CLAS 8020 – Archaeology of Carthage, 9:00 – 11:45 am, Park Hall 228, Dr. Naomi J. Norman

Second Short Session – July 7 – July 27, exam on July 28
LATN 2060 – Intensive Latin II, 12:30 – 3:15 pm, Park Hall 225, Mr. Randy Fields
LATN 4/6020 – Roman Epic(non-Aeneid selections), 9:00 – 11:45 am, Park Hall 228, Dr. T. Keith Dix

Through Session – June 14 – July 26, exam on July 27
CLAS 8000 – Proseminar, 2:14 – 4:05 pm • Mondays Only, Park Hall 222, Staff
LATN 6030 – Caesar, 12:45 – 2:00 pm, Park Hall 115, Dr. John Nicholson

Classical Connections on Facebook

All you facebook junkies can now get the latest inside scoop on some of your favorite classical organizations via facebook. A number of groups are surfing the net and riding the facebook wave. Here are a few Read the rest of this entry »

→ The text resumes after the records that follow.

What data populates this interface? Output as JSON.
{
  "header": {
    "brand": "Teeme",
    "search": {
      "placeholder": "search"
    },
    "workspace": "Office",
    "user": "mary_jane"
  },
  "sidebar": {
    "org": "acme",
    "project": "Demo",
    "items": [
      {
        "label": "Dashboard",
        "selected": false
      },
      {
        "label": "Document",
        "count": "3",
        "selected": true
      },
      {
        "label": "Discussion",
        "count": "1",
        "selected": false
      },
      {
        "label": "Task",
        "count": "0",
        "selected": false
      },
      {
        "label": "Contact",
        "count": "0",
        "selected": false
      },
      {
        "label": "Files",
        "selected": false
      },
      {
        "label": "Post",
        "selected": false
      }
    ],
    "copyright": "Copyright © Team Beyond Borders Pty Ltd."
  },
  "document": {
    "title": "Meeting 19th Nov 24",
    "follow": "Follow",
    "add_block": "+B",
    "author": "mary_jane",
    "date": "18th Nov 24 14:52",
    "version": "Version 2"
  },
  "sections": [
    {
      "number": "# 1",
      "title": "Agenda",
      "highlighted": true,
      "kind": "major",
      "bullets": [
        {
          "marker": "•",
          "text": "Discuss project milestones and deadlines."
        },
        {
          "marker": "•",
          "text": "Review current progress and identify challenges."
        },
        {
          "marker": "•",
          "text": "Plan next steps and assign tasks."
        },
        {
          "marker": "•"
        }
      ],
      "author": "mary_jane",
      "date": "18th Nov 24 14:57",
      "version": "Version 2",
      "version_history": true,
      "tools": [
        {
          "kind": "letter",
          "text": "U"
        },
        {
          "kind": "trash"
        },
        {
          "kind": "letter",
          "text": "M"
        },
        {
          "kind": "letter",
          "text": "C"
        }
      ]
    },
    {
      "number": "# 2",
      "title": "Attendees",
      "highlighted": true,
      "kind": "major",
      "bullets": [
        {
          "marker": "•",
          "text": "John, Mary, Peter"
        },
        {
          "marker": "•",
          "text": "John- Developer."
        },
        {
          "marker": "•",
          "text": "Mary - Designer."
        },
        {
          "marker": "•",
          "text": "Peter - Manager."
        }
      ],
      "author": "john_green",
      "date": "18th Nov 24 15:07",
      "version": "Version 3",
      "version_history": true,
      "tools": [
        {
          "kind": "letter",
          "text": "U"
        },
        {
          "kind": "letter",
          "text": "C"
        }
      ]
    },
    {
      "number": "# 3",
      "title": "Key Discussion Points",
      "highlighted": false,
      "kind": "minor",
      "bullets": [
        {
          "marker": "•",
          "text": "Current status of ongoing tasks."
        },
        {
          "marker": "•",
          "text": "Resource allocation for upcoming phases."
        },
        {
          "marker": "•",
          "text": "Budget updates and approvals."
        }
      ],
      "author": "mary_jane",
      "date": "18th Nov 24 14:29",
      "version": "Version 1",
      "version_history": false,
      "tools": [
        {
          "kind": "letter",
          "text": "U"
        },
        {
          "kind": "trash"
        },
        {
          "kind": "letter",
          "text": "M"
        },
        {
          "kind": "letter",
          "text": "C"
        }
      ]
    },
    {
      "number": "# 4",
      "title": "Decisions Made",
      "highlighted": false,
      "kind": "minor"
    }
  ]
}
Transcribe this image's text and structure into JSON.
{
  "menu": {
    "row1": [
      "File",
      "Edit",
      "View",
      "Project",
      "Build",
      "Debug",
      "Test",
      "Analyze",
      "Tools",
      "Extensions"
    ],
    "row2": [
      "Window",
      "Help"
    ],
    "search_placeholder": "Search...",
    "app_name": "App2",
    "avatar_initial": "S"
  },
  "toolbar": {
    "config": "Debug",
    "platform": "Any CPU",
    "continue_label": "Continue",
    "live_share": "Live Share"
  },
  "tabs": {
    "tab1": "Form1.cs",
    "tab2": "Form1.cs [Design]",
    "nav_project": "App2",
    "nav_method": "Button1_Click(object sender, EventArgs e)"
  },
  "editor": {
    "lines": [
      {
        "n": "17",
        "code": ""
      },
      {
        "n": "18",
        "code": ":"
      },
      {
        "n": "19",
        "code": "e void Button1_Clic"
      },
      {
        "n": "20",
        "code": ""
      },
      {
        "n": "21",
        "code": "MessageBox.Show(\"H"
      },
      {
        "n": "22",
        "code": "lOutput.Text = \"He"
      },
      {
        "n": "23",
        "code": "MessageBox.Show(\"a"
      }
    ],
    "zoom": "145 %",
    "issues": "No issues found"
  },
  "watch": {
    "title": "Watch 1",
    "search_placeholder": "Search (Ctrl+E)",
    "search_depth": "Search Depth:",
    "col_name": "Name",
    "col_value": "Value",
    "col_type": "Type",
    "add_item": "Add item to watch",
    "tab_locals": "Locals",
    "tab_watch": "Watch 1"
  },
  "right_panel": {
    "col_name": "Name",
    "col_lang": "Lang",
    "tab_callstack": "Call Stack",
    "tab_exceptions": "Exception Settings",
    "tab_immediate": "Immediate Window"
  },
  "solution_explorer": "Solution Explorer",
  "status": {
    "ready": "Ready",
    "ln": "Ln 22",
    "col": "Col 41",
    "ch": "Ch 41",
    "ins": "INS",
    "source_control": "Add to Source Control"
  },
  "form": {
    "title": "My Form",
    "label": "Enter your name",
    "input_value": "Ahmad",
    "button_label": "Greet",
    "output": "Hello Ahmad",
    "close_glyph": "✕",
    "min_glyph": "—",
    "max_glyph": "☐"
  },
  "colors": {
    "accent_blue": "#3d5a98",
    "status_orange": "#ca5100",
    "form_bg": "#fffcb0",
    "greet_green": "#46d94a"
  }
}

ACCS National Conference

Registration is now open for the annual conference of the Association of Classical and Christian Schools (ACCS).  Each year this conference offers parents, teachers, and administrators a wonderful opportunity to attend workshops and exchange ideas in a very wide range of subject matter.  I always leave feeling inspired and ready to take on another year.  This year’s conference will be held in Durham, NC and features special guest speaker, Os Guinness.  You may visit the ACCS Conference website by clicking on the image below.

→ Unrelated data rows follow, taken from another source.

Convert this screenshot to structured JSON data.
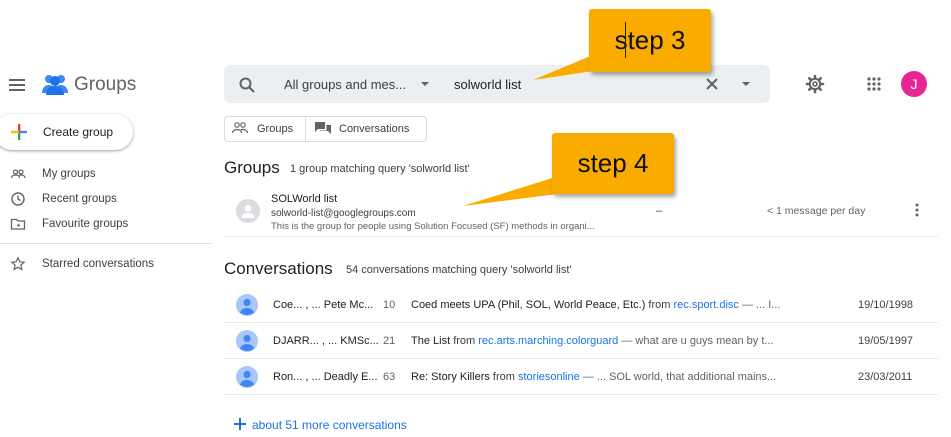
{
  "header": {
    "app_name": "Groups",
    "search": {
      "scope": "All groups and mes...",
      "query": "solworld list"
    },
    "avatar_initial": "J"
  },
  "sidebar": {
    "create_label": "Create group",
    "items": [
      {
        "label": "My groups",
        "icon": "people-icon"
      },
      {
        "label": "Recent groups",
        "icon": "clock-icon"
      },
      {
        "label": "Favourite groups",
        "icon": "folder-star-icon"
      },
      {
        "label": "Starred conversations",
        "icon": "star-icon"
      }
    ]
  },
  "filters": {
    "groups_label": "Groups",
    "conversations_label": "Conversations"
  },
  "groups_section": {
    "title": "Groups",
    "subtitle": "1 group matching query 'solworld list'",
    "results": [
      {
        "name": "SOLWorld list",
        "email": "solworld-list@googlegroups.com",
        "description": "This is the group for people using Solution Focused (SF) methods in organi...",
        "members": "–",
        "activity": "< 1 message per day"
      }
    ]
  },
  "conversations_section": {
    "title": "Conversations",
    "subtitle": "54 conversations matching query 'solworld list'",
    "rows": [
      {
        "authors": "Coe... , ... Pete Mc...",
        "count": "10",
        "subject": "Coed meets UPA (Phil, SOL, World Peace, Etc.)",
        "from_word": "from",
        "group": "rec.sport.disc",
        "snippet": " — ... I...",
        "date": "19/10/1998"
      },
      {
        "authors": "DJARR... , ... KMSc...",
        "count": "21",
        "subject": "The List",
        "from_word": "from",
        "group": "rec.arts.marching.colorguard",
        "snippet": " — what are u guys mean by t...",
        "date": "19/05/1997"
      },
      {
        "authors": "Ron... , ... Deadly E...",
        "count": "63",
        "subject": "Re: Story Killers",
        "from_word": "from",
        "group": "storiesonline",
        "snippet": " — ... SOL world, that additional mains...",
        "date": "23/03/2011"
      }
    ],
    "more_label": "about 51 more conversations"
  },
  "callouts": {
    "step3": "step 3",
    "step4": "step 4"
  },
  "colors": {
    "accent": "#1a73e8",
    "avatar": "#e52592",
    "callout": "#f9ab00",
    "search_bg": "#eceff1"
  }
}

ACCS 2010 National Conference

ACCS 2010 National Conference

Milton, “On Education”

 I recently attended a conference at Providence Classical Academy in Spring, TX.   The plenary speaker, Grant Horner of Masters College, spoke on the works of John Milton.  I was reminded about Milton’s treatise “On Education.”  Upon my return home I eagerly re-read the treatise.  I would encourage you all to do the same.  For myself, one who spends  her time in classical language and literature, one segment stood out,

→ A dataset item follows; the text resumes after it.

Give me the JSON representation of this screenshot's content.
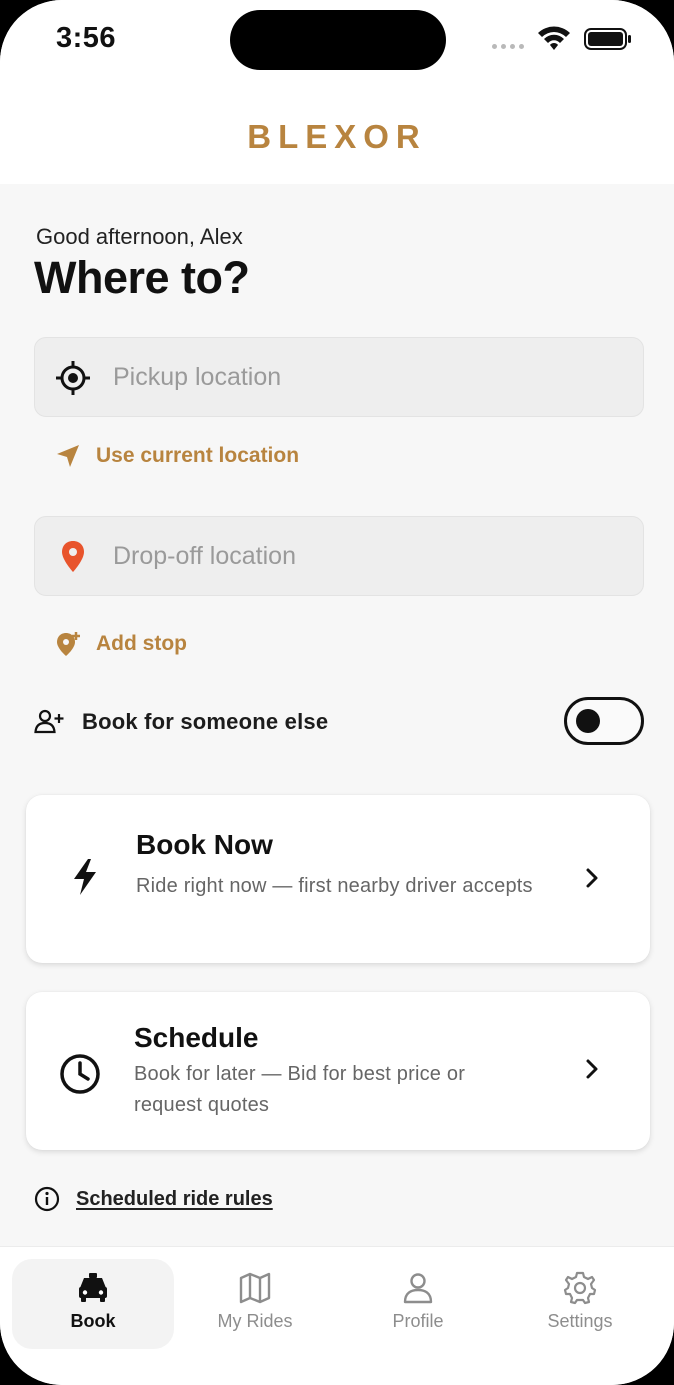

“Language is but the Instrument conveying to us things usefull to be known . . .  if he [the student] have not studied the solid things in them as well as the Words & Lexicons, he were nothing so much to be esteem’d a learned man, as any Yeoman or Tradesman competently wise in his Mother Dialect only.”

Milton goes on to prescribe a reading list of Latin Literature, literature important for those in agriculture, trade, building, and any other profession.  Thus learning Latin, according to Milton, is a means to an end.  The end is not knowing a list of vocabulary and paradigms; that is the means.  The end is the ability to read Latin Literature in the orignal language as written by the authors.  The ability to accomplish this opens to the student a treasure trove of ancient thought, wisdom, and insight.  To read these same works in English is only to dig through the top soil.  Often the most precious gems and metals are buried deeper within the language.

My exhortation to all Latin teachers then is to read, read, read.  Read early and read often.  If your students are too young to take on ancient texts or adapted versions then begin with Latin readers for beginning students.  The Libellus de Historia series, published by Classical Academic Press, may be used as early as third grade.  Civis Romanus is another classic reader, published by Bolchazy-Carducci.  Some texts for older students like Latin Alive, Wheelock’s, and Introduction to Latin will incorporate adapted and original passage from Latin authors into each chapter.  At Grace Academy of Georgetown our Latin program requires a capstone class called Latin Literature in which students spend the year reading a literature selection such as Milton has suggested.

While the rote memorization of vocabulary and grammar rules certainly does help improve our English, it is the reading of Latin literature that cultivates our mind, creating fertile soil from which beautiful works may grow.